In this exercise, restate the listing word for word.

INFORMATION SHOWN Start Marker

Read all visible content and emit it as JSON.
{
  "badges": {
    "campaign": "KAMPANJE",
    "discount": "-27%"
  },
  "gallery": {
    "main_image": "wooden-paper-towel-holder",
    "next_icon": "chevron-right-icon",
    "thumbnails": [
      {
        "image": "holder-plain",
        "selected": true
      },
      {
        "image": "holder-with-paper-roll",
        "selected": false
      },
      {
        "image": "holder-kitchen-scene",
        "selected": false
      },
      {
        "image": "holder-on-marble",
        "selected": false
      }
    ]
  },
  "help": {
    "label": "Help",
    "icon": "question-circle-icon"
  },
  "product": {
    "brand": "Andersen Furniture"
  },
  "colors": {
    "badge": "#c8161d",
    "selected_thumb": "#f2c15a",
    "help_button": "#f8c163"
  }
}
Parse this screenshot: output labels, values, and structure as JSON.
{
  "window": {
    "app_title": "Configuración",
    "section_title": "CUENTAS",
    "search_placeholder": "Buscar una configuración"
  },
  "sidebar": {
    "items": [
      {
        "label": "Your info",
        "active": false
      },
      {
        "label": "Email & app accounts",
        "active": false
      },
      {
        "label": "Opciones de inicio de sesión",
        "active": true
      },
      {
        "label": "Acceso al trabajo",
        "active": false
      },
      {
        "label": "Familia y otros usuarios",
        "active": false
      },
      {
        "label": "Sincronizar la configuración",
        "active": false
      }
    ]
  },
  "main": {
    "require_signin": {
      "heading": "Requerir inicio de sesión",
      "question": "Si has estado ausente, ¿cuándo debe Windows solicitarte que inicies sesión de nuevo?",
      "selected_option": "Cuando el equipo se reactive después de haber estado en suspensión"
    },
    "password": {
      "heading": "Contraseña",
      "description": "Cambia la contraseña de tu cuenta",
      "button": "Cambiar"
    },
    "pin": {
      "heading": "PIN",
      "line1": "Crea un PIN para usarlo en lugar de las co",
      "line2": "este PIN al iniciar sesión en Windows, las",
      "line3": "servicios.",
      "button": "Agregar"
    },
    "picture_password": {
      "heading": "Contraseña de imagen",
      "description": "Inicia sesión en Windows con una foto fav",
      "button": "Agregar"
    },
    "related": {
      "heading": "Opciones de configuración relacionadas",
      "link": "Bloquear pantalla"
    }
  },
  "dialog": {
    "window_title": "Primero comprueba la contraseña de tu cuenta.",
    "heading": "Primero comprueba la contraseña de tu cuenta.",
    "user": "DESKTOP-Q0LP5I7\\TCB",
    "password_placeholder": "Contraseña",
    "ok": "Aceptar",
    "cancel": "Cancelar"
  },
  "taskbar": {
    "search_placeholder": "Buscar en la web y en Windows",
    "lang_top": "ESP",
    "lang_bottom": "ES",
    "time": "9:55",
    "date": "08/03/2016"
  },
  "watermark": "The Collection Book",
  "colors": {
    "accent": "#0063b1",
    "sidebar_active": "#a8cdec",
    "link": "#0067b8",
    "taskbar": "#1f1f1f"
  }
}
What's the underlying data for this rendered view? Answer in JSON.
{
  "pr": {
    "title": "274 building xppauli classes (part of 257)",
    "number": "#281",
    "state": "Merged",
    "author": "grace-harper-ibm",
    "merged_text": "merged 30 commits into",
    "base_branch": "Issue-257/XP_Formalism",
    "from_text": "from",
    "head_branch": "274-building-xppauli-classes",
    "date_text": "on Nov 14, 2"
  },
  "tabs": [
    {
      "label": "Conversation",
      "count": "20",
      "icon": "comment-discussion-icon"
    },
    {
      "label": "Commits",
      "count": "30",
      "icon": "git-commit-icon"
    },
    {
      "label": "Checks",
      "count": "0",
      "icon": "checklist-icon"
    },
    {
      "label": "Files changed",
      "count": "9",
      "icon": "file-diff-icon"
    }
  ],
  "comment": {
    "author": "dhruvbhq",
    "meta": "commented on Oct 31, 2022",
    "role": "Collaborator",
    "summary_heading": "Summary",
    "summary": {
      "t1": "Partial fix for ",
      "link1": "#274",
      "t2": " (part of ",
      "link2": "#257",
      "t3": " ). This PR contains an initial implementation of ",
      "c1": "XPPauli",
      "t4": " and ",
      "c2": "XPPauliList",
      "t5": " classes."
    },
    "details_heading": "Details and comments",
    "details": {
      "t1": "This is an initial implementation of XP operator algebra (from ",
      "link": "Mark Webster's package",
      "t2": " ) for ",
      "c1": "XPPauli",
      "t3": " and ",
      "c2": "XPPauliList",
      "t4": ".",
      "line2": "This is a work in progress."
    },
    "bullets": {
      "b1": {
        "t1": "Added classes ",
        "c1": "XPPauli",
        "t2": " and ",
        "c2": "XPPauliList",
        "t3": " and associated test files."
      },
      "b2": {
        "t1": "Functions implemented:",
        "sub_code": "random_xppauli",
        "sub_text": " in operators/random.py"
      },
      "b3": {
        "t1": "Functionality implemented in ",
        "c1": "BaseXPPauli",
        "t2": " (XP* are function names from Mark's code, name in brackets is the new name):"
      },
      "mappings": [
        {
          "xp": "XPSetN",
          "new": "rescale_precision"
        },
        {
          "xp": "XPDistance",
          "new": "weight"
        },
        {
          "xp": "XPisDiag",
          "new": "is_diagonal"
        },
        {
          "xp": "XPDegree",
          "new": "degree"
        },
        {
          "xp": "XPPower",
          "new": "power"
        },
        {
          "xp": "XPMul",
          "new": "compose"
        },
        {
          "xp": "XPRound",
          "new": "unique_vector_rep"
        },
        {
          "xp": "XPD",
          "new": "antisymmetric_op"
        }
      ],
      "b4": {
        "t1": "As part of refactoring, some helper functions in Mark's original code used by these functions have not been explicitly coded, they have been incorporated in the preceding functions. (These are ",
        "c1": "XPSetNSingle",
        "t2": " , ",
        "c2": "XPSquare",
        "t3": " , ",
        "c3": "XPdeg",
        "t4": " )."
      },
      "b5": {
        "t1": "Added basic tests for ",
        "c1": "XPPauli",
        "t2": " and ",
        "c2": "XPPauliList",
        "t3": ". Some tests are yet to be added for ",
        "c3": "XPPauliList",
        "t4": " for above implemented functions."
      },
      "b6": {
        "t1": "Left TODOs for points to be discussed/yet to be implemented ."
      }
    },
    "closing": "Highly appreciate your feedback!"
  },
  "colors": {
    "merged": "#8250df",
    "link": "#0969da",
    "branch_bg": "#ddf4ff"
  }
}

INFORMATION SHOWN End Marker

§ **ANSWER TO THIS EXERCISE**
Read all visible content and emit it as JSON.
{
  "badges": {
    "campaign": "KAMPANJE",
    "discount": "-27%"
  },
  "gallery": {
    "main_image": "wooden-paper-towel-holder",
    "next_icon": "chevron-right-icon",
    "thumbnails": [
      {
        "image": "holder-plain",
        "selected": true
      },
      {
        "image": "holder-with-paper-roll",
        "selected": false
      },
      {
        "image": "holder-kitchen-scene",
        "selected": false
      },
      {
        "image": "holder-on-marble",
        "selected": false
      }
    ]
  },
  "help": {
    "label": "Help",
    "icon": "question-circle-icon"
  },
  "product": {
    "brand": "Andersen Furniture"
  },
  "colors": {
    "badge": "#c8161d",
    "selected_thumb": "#f2c15a",
    "help_button": "#f8c163"
  }
}
Parse this screenshot: output labels, values, and structure as JSON.
{
  "window": {
    "app_title": "Configuración",
    "section_title": "CUENTAS",
    "search_placeholder": "Buscar una configuración"
  },
  "sidebar": {
    "items": [
      {
        "label": "Your info",
        "active": false
      },
      {
        "label": "Email & app accounts",
        "active": false
      },
      {
        "label": "Opciones de inicio de sesión",
        "active": true
      },
      {
        "label": "Acceso al trabajo",
        "active": false
      },
      {
        "label": "Familia y otros usuarios",
        "active": false
      },
      {
        "label": "Sincronizar la configuración",
        "active": false
      }
    ]
  },
  "main": {
    "require_signin": {
      "heading": "Requerir inicio de sesión",
      "question": "Si has estado ausente, ¿cuándo debe Windows solicitarte que inicies sesión de nuevo?",
      "selected_option": "Cuando el equipo se reactive después de haber estado en suspensión"
    },
    "password": {
      "heading": "Contraseña",
      "description": "Cambia la contraseña de tu cuenta",
      "button": "Cambiar"
    },
    "pin": {
      "heading": "PIN",
      "line1": "Crea un PIN para usarlo en lugar de las co",
      "line2": "este PIN al iniciar sesión en Windows, las",
      "line3": "servicios.",
      "button": "Agregar"
    },
    "picture_password": {
      "heading": "Contraseña de imagen",
      "description": "Inicia sesión en Windows con una foto fav",
      "button": "Agregar"
    },
    "related": {
      "heading": "Opciones de configuración relacionadas",
      "link": "Bloquear pantalla"
    }
  },
  "dialog": {
    "window_title": "Primero comprueba la contraseña de tu cuenta.",
    "heading": "Primero comprueba la contraseña de tu cuenta.",
    "user": "DESKTOP-Q0LP5I7\\TCB",
    "password_placeholder": "Contraseña",
    "ok": "Aceptar",
    "cancel": "Cancelar"
  },
  "taskbar": {
    "search_placeholder": "Buscar en la web y en Windows",
    "lang_top": "ESP",
    "lang_bottom": "ES",
    "time": "9:55",
    "date": "08/03/2016"
  },
  "watermark": "The Collection Book",
  "colors": {
    "accent": "#0063b1",
    "sidebar_active": "#a8cdec",
    "link": "#0067b8",
    "taskbar": "#1f1f1f"
  }
}
What's the underlying data for this rendered view? Answer in JSON.
{
  "pr": {
    "title": "274 building xppauli classes (part of 257)",
    "number": "#281",
    "state": "Merged",
    "author": "grace-harper-ibm",
    "merged_text": "merged 30 commits into",
    "base_branch": "Issue-257/XP_Formalism",
    "from_text": "from",
    "head_branch": "274-building-xppauli-classes",
    "date_text": "on Nov 14, 2"
  },
  "tabs": [
    {
      "label": "Conversation",
      "count": "20",
      "icon": "comment-discussion-icon"
    },
    {
      "label": "Commits",
      "count": "30",
      "icon": "git-commit-icon"
    },
    {
      "label": "Checks",
      "count": "0",
      "icon": "checklist-icon"
    },
    {
      "label": "Files changed",
      "count": "9",
      "icon": "file-diff-icon"
    }
  ],
  "comment": {
    "author": "dhruvbhq",
    "meta": "commented on Oct 31, 2022",
    "role": "Collaborator",
    "summary_heading": "Summary",
    "summary": {
      "t1": "Partial fix for ",
      "link1": "#274",
      "t2": " (part of ",
      "link2": "#257",
      "t3": " ). This PR contains an initial implementation of ",
      "c1": "XPPauli",
      "t4": " and ",
      "c2": "XPPauliList",
      "t5": " classes."
    },
    "details_heading": "Details and comments",
    "details": {
      "t1": "This is an initial implementation of XP operator algebra (from ",
      "link": "Mark Webster's package",
      "t2": " ) for ",
      "c1": "XPPauli",
      "t3": " and ",
      "c2": "XPPauliList",
      "t4": ".",
      "line2": "This is a work in progress."
    },
    "bullets": {
      "b1": {
        "t1": "Added classes ",
        "c1": "XPPauli",
        "t2": " and ",
        "c2": "XPPauliList",
        "t3": " and associated test files."
      },
      "b2": {
        "t1": "Functions implemented:",
        "sub_code": "random_xppauli",
        "sub_text": " in operators/random.py"
      },
      "b3": {
        "t1": "Functionality implemented in ",
        "c1": "BaseXPPauli",
        "t2": " (XP* are function names from Mark's code, name in brackets is the new name):"
      },
      "mappings": [
        {
          "xp": "XPSetN",
          "new": "rescale_precision"
        },
        {
          "xp": "XPDistance",
          "new": "weight"
        },
        {
          "xp": "XPisDiag",
          "new": "is_diagonal"
        },
        {
          "xp": "XPDegree",
          "new": "degree"
        },
        {
          "xp": "XPPower",
          "new": "power"
        },
        {
          "xp": "XPMul",
          "new": "compose"
        },
        {
          "xp": "XPRound",
          "new": "unique_vector_rep"
        },
        {
          "xp": "XPD",
          "new": "antisymmetric_op"
        }
      ],
      "b4": {
        "t1": "As part of refactoring, some helper functions in Mark's original code used by these functions have not been explicitly coded, they have been incorporated in the preceding functions. (These are ",
        "c1": "XPSetNSingle",
        "t2": " , ",
        "c2": "XPSquare",
        "t3": " , ",
        "c3": "XPdeg",
        "t4": " )."
      },
      "b5": {
        "t1": "Added basic tests for ",
        "c1": "XPPauli",
        "t2": " and ",
        "c2": "XPPauliList",
        "t3": ". Some tests are yet to be added for ",
        "c3": "XPPauliList",
        "t4": " for above implemented functions."
      },
      "b6": {
        "t1": "Left TODOs for points to be discussed/yet to be implemented ."
      }
    },
    "closing": "Highly appreciate your feedback!"
  },
  "colors": {
    "merged": "#8250df",
    "link": "#0969da",
    "branch_bg": "#ddf4ff"
  }
}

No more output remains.